But let’s put all that aside. Who knows? Maybe he’s not the charlatan I think he is. Maybe lots of people have made the commitment without visiting the website. Or something. And heck, it sounds like some good has probably come out of his internet ministry.
The question is: Is there anything remotely Christian about this?
Keller says this is an election contest of “Satan vs. Satan.” Obama is “an enemy of God and a true tool of satan!” (I had to include the exclamation mark), and Romney is a “priest in a satanically inspired cult” who would “set aside the US Constitution and enact a Mormon theocracy.” I can’t seem to summon the will to take this seriously. It’s ironic in the extreme for an internet evangelist — or any evangelical, for that matter — to complain that Mormons are aggressive at proselytizing. But when Keller says (without any citation, of course) that “conservative estimates are that over 1 million people in this country alone will become part of his cult without him having to ever say a word,” one starts to suspect that Keller just likes to throw around big numbers he invented in the shower.
Let’s make it simple. Romney’s theology is different from my own. But he believes in God and strives to be faithful to him. He believes that he is saved by the work of Jesus Christ, even though he understands Christ differently than I do. He is a good man who has always been extraordinarily devoted to his family, his community, and his country. We can argue over the details and over his personal evolution, but Romney will be pro-life and pro-marriage, a defender of religious freedoms, a strong hand on foreign policy, and determined to rein in government spending and hand on a sustainable and flourishing economy to succeeding generations. There is no indication that the faith of Presidents sways the faith of Americans. There is no evidence whatsoever that Romney’s election would lead people to become members of the LDS Church.
The Obama administration must love Bill Keller. Keller’s readership are about the least likely Obama voters in the country. Every vote that goes to “Jesus” from the Keller Kamp is a vote taken away from Mitt Romney.
And make no mistake. On many other issues, we can say that the differences between the two parties are subtle and prudential, sometimes hard to untangle. But we cannot say that on abortion. The Democratic party simply is the party of abortion. Witness the lavish celebration of abortion “rights” on Day 1 of the Democratic National Convention. On this one issue of overwhelming importance for Christians, the Democratic Party is absolutely 100 percent in the wrong. The Democrats are the abortion regime, and if Obama is President from 2013-2017 then he will be able to install an even stronger pro-choice contingent in the Supreme Court. It will set the pro-life movement back by a generation.

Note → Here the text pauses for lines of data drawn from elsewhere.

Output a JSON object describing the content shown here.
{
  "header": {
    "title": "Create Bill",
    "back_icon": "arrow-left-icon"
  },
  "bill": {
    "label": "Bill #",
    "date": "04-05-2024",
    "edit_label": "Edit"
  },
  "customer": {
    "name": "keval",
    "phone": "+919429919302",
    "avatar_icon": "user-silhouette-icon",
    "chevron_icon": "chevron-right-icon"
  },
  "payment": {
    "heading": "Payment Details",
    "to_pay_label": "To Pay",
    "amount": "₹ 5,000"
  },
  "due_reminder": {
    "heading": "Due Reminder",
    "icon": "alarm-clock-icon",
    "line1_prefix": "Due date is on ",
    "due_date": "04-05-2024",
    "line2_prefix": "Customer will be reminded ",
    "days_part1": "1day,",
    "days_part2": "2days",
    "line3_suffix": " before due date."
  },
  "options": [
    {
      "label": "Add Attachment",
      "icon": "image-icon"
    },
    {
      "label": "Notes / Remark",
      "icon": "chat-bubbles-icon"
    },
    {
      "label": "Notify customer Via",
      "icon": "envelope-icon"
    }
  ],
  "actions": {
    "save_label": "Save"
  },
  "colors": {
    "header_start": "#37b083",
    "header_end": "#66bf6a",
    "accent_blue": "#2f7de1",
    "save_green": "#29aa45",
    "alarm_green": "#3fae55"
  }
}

Some evangelicals make the argument that Obama’s commitment to social services would reduce the number of abortions, but (a) a flourishing economy will reduce the number of abortions and Romney is better equipped to bring that about, and (2) you don’t vote for the guy who celebrates the Holocaust but whose policies might lead to marginally fewer dying there, you vote for the guy who opposes the Holocaust on principle and wants to bring it to an end.
A vote for Jesus is a vote for Obama. And a vote for Obama is a vote for abortion.